◆ Task prompt ◆
Return every line of the data below word for word, including the punctuation.

*** Block opens ***

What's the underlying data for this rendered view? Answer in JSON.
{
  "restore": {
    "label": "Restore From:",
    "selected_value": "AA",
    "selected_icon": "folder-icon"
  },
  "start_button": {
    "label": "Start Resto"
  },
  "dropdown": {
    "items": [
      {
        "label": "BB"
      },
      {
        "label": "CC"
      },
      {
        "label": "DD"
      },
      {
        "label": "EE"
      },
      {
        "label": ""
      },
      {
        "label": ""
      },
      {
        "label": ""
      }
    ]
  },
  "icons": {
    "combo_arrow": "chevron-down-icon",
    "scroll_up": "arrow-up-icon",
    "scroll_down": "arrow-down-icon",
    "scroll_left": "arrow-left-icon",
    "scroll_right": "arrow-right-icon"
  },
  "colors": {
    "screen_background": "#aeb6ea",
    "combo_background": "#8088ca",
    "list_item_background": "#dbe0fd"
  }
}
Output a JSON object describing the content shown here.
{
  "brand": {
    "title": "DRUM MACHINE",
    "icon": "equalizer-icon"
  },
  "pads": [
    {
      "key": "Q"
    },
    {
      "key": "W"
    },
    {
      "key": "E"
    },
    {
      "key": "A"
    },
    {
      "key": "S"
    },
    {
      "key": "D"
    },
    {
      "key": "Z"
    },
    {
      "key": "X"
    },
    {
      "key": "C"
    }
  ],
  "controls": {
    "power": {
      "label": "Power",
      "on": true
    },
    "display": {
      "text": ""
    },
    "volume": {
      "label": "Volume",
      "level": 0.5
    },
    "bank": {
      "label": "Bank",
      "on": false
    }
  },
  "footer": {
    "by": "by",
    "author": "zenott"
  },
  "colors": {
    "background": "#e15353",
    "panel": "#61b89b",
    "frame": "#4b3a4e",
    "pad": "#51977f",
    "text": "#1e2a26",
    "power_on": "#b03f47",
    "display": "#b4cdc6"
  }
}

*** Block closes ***

◆ Answer for this exercise ◆
What's the underlying data for this rendered view? Answer in JSON.
{
  "restore": {
    "label": "Restore From:",
    "selected_value": "AA",
    "selected_icon": "folder-icon"
  },
  "start_button": {
    "label": "Start Resto"
  },
  "dropdown": {
    "items": [
      {
        "label": "BB"
      },
      {
        "label": "CC"
      },
      {
        "label": "DD"
      },
      {
        "label": "EE"
      },
      {
        "label": ""
      },
      {
        "label": ""
      },
      {
        "label": ""
      }
    ]
  },
  "icons": {
    "combo_arrow": "chevron-down-icon",
    "scroll_up": "arrow-up-icon",
    "scroll_down": "arrow-down-icon",
    "scroll_left": "arrow-left-icon",
    "scroll_right": "arrow-right-icon"
  },
  "colors": {
    "screen_background": "#aeb6ea",
    "combo_background": "#8088ca",
    "list_item_background": "#dbe0fd"
  }
}
Output a JSON object describing the content shown here.
{
  "brand": {
    "title": "DRUM MACHINE",
    "icon": "equalizer-icon"
  },
  "pads": [
    {
      "key": "Q"
    },
    {
      "key": "W"
    },
    {
      "key": "E"
    },
    {
      "key": "A"
    },
    {
      "key": "S"
    },
    {
      "key": "D"
    },
    {
      "key": "Z"
    },
    {
      "key": "X"
    },
    {
      "key": "C"
    }
  ],
  "controls": {
    "power": {
      "label": "Power",
      "on": true
    },
    "display": {
      "text": ""
    },
    "volume": {
      "label": "Volume",
      "level": 0.5
    },
    "bank": {
      "label": "Bank",
      "on": false
    }
  },
  "footer": {
    "by": "by",
    "author": "zenott"
  },
  "colors": {
    "background": "#e15353",
    "panel": "#61b89b",
    "frame": "#4b3a4e",
    "pad": "#51977f",
    "text": "#1e2a26",
    "power_on": "#b03f47",
    "display": "#b4cdc6"
  }
}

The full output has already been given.